:: Your task ::
When the word "name" shows up in a line of the records below, copy that line.
┏━━
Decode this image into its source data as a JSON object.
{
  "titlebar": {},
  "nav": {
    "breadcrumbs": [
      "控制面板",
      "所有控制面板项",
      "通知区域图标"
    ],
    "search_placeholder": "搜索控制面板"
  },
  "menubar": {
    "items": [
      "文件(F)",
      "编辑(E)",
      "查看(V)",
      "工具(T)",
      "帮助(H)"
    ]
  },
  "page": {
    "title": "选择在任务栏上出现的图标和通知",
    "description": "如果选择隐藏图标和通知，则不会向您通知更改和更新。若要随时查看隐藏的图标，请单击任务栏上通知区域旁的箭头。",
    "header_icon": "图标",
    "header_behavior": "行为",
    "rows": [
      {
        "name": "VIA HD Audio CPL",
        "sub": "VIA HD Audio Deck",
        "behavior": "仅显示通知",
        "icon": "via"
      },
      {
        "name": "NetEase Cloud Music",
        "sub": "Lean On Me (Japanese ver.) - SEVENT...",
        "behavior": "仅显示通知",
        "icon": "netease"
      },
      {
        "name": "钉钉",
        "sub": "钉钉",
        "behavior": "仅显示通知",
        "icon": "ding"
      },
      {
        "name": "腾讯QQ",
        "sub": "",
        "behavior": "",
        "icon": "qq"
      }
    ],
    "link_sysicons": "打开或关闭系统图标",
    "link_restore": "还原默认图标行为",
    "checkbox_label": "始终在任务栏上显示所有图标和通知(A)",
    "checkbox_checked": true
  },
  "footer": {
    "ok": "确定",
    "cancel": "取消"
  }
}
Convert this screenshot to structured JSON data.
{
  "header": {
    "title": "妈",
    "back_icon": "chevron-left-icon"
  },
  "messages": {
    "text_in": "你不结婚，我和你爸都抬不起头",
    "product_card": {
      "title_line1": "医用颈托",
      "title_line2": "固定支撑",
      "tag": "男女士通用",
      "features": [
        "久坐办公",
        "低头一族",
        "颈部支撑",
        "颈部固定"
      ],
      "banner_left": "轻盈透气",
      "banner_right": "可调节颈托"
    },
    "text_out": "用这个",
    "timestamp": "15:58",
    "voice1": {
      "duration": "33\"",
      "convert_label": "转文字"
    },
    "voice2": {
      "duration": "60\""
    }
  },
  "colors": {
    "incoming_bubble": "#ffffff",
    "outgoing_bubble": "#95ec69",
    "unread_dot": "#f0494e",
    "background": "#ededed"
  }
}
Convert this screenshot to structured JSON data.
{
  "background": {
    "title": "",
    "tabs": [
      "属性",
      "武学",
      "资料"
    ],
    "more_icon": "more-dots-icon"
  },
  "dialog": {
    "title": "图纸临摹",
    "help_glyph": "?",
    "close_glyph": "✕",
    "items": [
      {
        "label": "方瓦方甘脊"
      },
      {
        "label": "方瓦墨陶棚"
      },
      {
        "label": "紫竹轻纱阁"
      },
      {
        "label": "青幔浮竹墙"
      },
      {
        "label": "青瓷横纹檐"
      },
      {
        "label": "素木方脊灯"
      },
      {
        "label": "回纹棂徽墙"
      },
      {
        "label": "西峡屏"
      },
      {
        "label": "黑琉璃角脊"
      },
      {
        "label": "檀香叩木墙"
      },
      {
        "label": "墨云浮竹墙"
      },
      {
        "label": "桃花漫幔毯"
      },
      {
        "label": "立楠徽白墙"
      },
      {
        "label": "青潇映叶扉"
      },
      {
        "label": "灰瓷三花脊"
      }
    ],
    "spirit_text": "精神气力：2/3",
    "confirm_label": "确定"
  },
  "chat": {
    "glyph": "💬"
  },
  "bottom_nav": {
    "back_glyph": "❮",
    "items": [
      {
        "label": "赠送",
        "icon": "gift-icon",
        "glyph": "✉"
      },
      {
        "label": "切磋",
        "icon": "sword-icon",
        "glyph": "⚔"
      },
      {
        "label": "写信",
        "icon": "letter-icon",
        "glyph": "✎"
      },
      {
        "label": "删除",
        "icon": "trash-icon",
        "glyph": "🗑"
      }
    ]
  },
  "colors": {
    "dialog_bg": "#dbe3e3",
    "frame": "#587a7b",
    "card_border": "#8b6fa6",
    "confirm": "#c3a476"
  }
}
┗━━
:: Exercise response ::
        "name": "VIA HD Audio CPL",
        "name": "NetEase Cloud Music",
        "name": "钉钉",
        "name": "腾讯QQ",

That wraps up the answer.